- _Your assignment_
Please return all of the entries below exactly as they are written.
··· Source information ···
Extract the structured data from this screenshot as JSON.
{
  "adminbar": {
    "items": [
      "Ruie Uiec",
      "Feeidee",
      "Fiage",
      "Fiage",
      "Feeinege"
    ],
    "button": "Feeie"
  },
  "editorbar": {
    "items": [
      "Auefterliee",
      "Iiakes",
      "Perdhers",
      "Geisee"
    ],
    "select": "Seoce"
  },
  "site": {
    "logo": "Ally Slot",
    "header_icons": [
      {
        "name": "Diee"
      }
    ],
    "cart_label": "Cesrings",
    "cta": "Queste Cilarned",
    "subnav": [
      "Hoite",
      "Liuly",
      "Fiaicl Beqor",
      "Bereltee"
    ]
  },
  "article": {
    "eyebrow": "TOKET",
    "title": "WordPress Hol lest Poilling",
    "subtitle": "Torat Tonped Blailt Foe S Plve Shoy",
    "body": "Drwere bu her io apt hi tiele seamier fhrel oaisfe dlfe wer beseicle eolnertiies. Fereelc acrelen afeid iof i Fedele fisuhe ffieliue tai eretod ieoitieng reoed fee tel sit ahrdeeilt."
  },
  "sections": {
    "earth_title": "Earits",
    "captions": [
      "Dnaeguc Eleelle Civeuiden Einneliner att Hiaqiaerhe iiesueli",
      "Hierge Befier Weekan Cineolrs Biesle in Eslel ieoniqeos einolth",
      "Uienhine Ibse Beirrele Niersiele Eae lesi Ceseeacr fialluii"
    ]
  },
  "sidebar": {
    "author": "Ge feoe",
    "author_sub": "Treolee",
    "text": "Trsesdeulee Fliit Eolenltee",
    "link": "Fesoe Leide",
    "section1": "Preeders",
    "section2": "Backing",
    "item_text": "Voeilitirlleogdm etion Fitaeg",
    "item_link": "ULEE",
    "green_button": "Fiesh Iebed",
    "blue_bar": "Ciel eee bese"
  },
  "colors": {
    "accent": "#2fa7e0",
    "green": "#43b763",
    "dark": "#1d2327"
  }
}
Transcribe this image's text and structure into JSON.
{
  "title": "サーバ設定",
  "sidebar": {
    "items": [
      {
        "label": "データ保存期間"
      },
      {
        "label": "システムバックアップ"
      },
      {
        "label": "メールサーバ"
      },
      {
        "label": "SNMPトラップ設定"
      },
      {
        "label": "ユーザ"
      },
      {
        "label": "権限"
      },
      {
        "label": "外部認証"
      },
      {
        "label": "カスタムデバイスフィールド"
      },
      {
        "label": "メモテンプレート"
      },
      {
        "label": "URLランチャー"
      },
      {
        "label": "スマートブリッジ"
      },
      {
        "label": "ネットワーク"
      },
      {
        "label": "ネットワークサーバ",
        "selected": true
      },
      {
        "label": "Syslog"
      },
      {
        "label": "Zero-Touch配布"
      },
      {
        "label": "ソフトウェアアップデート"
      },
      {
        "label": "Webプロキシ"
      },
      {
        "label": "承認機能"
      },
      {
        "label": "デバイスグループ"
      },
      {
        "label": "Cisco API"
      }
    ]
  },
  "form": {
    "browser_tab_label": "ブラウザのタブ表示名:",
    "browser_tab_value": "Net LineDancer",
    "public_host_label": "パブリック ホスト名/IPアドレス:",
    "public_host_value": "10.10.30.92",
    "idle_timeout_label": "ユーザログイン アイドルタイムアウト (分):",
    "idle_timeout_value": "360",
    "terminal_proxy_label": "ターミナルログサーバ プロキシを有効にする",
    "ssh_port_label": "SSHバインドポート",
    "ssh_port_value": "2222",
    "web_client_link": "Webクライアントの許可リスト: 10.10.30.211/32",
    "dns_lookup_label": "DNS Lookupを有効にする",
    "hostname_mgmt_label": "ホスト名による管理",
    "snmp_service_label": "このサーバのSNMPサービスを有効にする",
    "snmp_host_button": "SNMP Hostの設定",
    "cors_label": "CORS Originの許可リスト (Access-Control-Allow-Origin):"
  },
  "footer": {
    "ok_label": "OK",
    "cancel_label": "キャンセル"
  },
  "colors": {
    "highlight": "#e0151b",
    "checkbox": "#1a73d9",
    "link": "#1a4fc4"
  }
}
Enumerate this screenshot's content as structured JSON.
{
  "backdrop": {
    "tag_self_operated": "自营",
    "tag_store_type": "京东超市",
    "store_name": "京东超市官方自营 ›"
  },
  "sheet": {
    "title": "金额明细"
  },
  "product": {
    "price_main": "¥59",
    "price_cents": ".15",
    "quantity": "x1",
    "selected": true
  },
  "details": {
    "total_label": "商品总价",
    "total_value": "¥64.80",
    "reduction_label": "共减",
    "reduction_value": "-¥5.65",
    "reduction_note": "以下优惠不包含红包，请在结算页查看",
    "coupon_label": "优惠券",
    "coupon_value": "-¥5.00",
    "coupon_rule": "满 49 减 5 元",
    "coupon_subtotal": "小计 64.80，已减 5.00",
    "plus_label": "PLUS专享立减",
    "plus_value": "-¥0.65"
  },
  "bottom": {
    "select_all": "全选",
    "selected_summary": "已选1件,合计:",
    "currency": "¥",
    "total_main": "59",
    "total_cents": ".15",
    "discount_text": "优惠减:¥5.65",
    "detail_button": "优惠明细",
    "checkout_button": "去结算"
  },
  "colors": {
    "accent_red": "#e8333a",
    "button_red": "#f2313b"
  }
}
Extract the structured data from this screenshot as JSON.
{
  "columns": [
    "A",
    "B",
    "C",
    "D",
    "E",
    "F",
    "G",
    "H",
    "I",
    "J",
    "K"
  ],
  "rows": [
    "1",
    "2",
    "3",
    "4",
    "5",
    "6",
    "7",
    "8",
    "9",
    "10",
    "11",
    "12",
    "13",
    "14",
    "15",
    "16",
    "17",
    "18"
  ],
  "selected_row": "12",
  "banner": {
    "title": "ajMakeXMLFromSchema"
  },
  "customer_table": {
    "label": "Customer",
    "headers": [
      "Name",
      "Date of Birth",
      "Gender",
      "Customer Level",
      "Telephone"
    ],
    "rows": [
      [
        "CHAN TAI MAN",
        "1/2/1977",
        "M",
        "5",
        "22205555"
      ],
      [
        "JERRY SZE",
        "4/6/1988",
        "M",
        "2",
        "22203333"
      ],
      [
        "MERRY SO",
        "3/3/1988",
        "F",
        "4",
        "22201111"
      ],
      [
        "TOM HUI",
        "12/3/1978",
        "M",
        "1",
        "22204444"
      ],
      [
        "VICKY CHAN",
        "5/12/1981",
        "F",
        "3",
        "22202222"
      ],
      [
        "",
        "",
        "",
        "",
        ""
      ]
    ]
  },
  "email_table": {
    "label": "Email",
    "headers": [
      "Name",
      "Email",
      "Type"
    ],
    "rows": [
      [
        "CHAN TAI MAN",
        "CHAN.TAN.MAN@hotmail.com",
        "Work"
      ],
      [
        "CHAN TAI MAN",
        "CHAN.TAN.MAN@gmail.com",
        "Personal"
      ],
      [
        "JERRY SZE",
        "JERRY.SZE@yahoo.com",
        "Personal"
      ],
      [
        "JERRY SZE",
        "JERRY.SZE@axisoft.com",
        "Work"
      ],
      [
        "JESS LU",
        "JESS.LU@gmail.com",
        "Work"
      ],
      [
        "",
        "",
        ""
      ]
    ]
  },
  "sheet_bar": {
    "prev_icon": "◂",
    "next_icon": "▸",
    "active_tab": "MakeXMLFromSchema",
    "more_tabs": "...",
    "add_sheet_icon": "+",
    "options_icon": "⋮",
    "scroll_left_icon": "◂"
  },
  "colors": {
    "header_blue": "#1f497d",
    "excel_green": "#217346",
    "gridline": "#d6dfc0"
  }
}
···
- _Response_
Extract the structured data from this screenshot as JSON.
{
  "adminbar": {
    "items": [
      "Ruie Uiec",
      "Feeidee",
      "Fiage",
      "Fiage",
      "Feeinege"
    ],
    "button": "Feeie"
  },
  "editorbar": {
    "items": [
      "Auefterliee",
      "Iiakes",
      "Perdhers",
      "Geisee"
    ],
    "select": "Seoce"
  },
  "site": {
    "logo": "Ally Slot",
    "header_icons": [
      {
        "name": "Diee"
      }
    ],
    "cart_label": "Cesrings",
    "cta": "Queste Cilarned",
    "subnav": [
      "Hoite",
      "Liuly",
      "Fiaicl Beqor",
      "Bereltee"
    ]
  },
  "article": {
    "eyebrow": "TOKET",
    "title": "WordPress Hol lest Poilling",
    "subtitle": "Torat Tonped Blailt Foe S Plve Shoy",
    "body": "Drwere bu her io apt hi tiele seamier fhrel oaisfe dlfe wer beseicle eolnertiies. Fereelc acrelen afeid iof i Fedele fisuhe ffieliue tai eretod ieoitieng reoed fee tel sit ahrdeeilt."
  },
  "sections": {
    "earth_title": "Earits",
    "captions": [
      "Dnaeguc Eleelle Civeuiden Einneliner att Hiaqiaerhe iiesueli",
      "Hierge Befier Weekan Cineolrs Biesle in Eslel ieoniqeos einolth",
      "Uienhine Ibse Beirrele Niersiele Eae lesi Ceseeacr fialluii"
    ]
  },
  "sidebar": {
    "author": "Ge feoe",
    "author_sub": "Treolee",
    "text": "Trsesdeulee Fliit Eolenltee",
    "link": "Fesoe Leide",
    "section1": "Preeders",
    "section2": "Backing",
    "item_text": "Voeilitirlleogdm etion Fitaeg",
    "item_link": "ULEE",
    "green_button": "Fiesh Iebed",
    "blue_bar": "Ciel eee bese"
  },
  "colors": {
    "accent": "#2fa7e0",
    "green": "#43b763",
    "dark": "#1d2327"
  }
}
Transcribe this image's text and structure into JSON.
{
  "title": "サーバ設定",
  "sidebar": {
    "items": [
      {
        "label": "データ保存期間"
      },
      {
        "label": "システムバックアップ"
      },
      {
        "label": "メールサーバ"
      },
      {
        "label": "SNMPトラップ設定"
      },
      {
        "label": "ユーザ"
      },
      {
        "label": "権限"
      },
      {
        "label": "外部認証"
      },
      {
        "label": "カスタムデバイスフィールド"
      },
      {
        "label": "メモテンプレート"
      },
      {
        "label": "URLランチャー"
      },
      {
        "label": "スマートブリッジ"
      },
      {
        "label": "ネットワーク"
      },
      {
        "label": "ネットワークサーバ",
        "selected": true
      },
      {
        "label": "Syslog"
      },
      {
        "label": "Zero-Touch配布"
      },
      {
        "label": "ソフトウェアアップデート"
      },
      {
        "label": "Webプロキシ"
      },
      {
        "label": "承認機能"
      },
      {
        "label": "デバイスグループ"
      },
      {
        "label": "Cisco API"
      }
    ]
  },
  "form": {
    "browser_tab_label": "ブラウザのタブ表示名:",
    "browser_tab_value": "Net LineDancer",
    "public_host_label": "パブリック ホスト名/IPアドレス:",
    "public_host_value": "10.10.30.92",
    "idle_timeout_label": "ユーザログイン アイドルタイムアウト (分):",
    "idle_timeout_value": "360",
    "terminal_proxy_label": "ターミナルログサーバ プロキシを有効にする",
    "ssh_port_label": "SSHバインドポート",
    "ssh_port_value": "2222",
    "web_client_link": "Webクライアントの許可リスト: 10.10.30.211/32",
    "dns_lookup_label": "DNS Lookupを有効にする",
    "hostname_mgmt_label": "ホスト名による管理",
    "snmp_service_label": "このサーバのSNMPサービスを有効にする",
    "snmp_host_button": "SNMP Hostの設定",
    "cors_label": "CORS Originの許可リスト (Access-Control-Allow-Origin):"
  },
  "footer": {
    "ok_label": "OK",
    "cancel_label": "キャンセル"
  },
  "colors": {
    "highlight": "#e0151b",
    "checkbox": "#1a73d9",
    "link": "#1a4fc4"
  }
}
Enumerate this screenshot's content as structured JSON.
{
  "backdrop": {
    "tag_self_operated": "自营",
    "tag_store_type": "京东超市",
    "store_name": "京东超市官方自营 ›"
  },
  "sheet": {
    "title": "金额明细"
  },
  "product": {
    "price_main": "¥59",
    "price_cents": ".15",
    "quantity": "x1",
    "selected": true
  },
  "details": {
    "total_label": "商品总价",
    "total_value": "¥64.80",
    "reduction_label": "共减",
    "reduction_value": "-¥5.65",
    "reduction_note": "以下优惠不包含红包，请在结算页查看",
    "coupon_label": "优惠券",
    "coupon_value": "-¥5.00",
    "coupon_rule": "满 49 减 5 元",
    "coupon_subtotal": "小计 64.80，已减 5.00",
    "plus_label": "PLUS专享立减",
    "plus_value": "-¥0.65"
  },
  "bottom": {
    "select_all": "全选",
    "selected_summary": "已选1件,合计:",
    "currency": "¥",
    "total_main": "59",
    "total_cents": ".15",
    "discount_text": "优惠减:¥5.65",
    "detail_button": "优惠明细",
    "checkout_button": "去结算"
  },
  "colors": {
    "accent_red": "#e8333a",
    "button_red": "#f2313b"
  }
}
Extract the structured data from this screenshot as JSON.
{
  "columns": [
    "A",
    "B",
    "C",
    "D",
    "E",
    "F",
    "G",
    "H",
    "I",
    "J",
    "K"
  ],
  "rows": [
    "1",
    "2",
    "3",
    "4",
    "5",
    "6",
    "7",
    "8",
    "9",
    "10",
    "11",
    "12",
    "13",
    "14",
    "15",
    "16",
    "17",
    "18"
  ],
  "selected_row": "12",
  "banner": {
    "title": "ajMakeXMLFromSchema"
  },
  "customer_table": {
    "label": "Customer",
    "headers": [
      "Name",
      "Date of Birth",
      "Gender",
      "Customer Level",
      "Telephone"
    ],
    "rows": [
      [
        "CHAN TAI MAN",
        "1/2/1977",
        "M",
        "5",
        "22205555"
      ],
      [
        "JERRY SZE",
        "4/6/1988",
        "M",
        "2",
        "22203333"
      ],
      [
        "MERRY SO",
        "3/3/1988",
        "F",
        "4",
        "22201111"
      ],
      [
        "TOM HUI",
        "12/3/1978",
        "M",
        "1",
        "22204444"
      ],
      [
        "VICKY CHAN",
        "5/12/1981",
        "F",
        "3",
        "22202222"
      ],
      [
        "",
        "",
        "",
        "",
        ""
      ]
    ]
  },
  "email_table": {
    "label": "Email",
    "headers": [
      "Name",
      "Email",
      "Type"
    ],
    "rows": [
      [
        "CHAN TAI MAN",
        "CHAN.TAN.MAN@hotmail.com",
        "Work"
      ],
      [
        "CHAN TAI MAN",
        "CHAN.TAN.MAN@gmail.com",
        "Personal"
      ],
      [
        "JERRY SZE",
        "JERRY.SZE@yahoo.com",
        "Personal"
      ],
      [
        "JERRY SZE",
        "JERRY.SZE@axisoft.com",
        "Work"
      ],
      [
        "JESS LU",
        "JESS.LU@gmail.com",
        "Work"
      ],
      [
        "",
        "",
        ""
      ]
    ]
  },
  "sheet_bar": {
    "prev_icon": "◂",
    "next_icon": "▸",
    "active_tab": "MakeXMLFromSchema",
    "more_tabs": "...",
    "add_sheet_icon": "+",
    "options_icon": "⋮",
    "scroll_left_icon": "◂"
  },
  "colors": {
    "header_blue": "#1f497d",
    "excel_green": "#217346",
    "gridline": "#d6dfc0"
  }
}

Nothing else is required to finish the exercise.